This passage shows very clearly that the Lord is a righteous judge. God has declared in His Word that we are all sinners and deserve death. This is a fair and right judgment because each of us have turned from God and gone our own sinful way. But we know of God’s grace, amidst judgment, when we remember that “God so loved the world that he gave his one and only son that whoever believes in Him will not perish but have eternal life.” The hope of heaven and God’s reward is only possible for those who have fought the good fight, finished the race, and kept the faith. We need to have faith in Jesus Christ and believe desperately that he lived and died for us and rose again triumphing over death. When we enter into a personal relationship and press on in this new race of Christian faith, we have the great hope of eternal reward heaven. Maybe today you need to put your faith in Jesus for the first time or maybe today is a time to recommit to living a life of total commitment.
What will you do with Jesus Christ today?
Will you receive Jesus into your life?
Do you know the God that Mary Ann loved, served, and is now rejoicing over in heaven?
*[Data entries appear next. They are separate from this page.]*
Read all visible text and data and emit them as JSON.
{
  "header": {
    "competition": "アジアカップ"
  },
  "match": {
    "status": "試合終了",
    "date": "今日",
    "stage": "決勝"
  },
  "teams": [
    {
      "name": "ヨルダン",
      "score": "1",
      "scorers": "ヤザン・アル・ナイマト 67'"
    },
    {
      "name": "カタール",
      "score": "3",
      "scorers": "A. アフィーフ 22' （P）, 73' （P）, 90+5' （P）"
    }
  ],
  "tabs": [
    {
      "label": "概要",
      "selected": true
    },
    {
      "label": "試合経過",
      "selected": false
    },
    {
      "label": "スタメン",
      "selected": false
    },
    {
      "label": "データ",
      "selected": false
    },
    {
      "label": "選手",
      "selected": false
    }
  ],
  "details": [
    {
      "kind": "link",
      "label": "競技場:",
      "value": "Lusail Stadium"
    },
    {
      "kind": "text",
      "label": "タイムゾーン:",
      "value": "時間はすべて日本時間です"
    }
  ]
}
Remember, believing in Jesus is not merely an intellectual decision. It’s not about agreeing to some set of facts. Being a true Christian involves an intimate love relationship with God. He becomes our Father. We become his children. We talk to him in prayer and thank Him in songs of praise. It’s a new life, all old things pass away and new things come. Eternal life is a free gift from God. We cannot try to earn it. Just like when we received small gifts and letters from Mary Ann with joy, the only response to the gift of eternal life in Christ Jesus is to receive it with joy.
Psalms 116:15 reads, “Precious in the sight of the LORD is the death of his saints.”
There is something special about the death of a faithful Christian saint. Christian funerals are always bitter-sweet moments. The Lord finds great delight in bringing his saints home Him. Jesus said he was leaving to prepare a place for his followers, and what joy it must be for God to bring one of His saints into the heavenly kingdom and show them their new home. Precious in the sight of the Lord is the death of His saints.
Mary Ann will be missed here on earth. Who else will use phrases like, “We’re off like a dirty shirt,” “My stars and garters,” and “Fish hooks and hammer handles?” I think my Aunt Paula put it best when thinking of Mary Ann's life and love, “Though she never approved of all we did and said, she always accepted us where we were in our lives. Each daughter and grandchild [and friend] considered her a friend and confidant. We all depended on her prayers and she never failed us.”
We love you Mary Ann.
Thank you Jesus for her 81 years of life. She was one of your blessings that you send to make the world a little better place. We didn’t deserve her, but we are thankful we got her. Dick Howe put it well this morning when he said, “We’re losing a great one.”
Would you pray with me?
Dearest Jesus, we thank you for the time we had with Mary Ann. She was loved much and she loved much. Help us to mourn. Help us to rejoice. Seal those memories of our dear mother, grandmother, and friend. We pray her faith and focus on Jesus Christ would challenge each of us this day to reexamine our own faith in the Savior of the world. Guide us oh Lord, we pray in the holy name of Je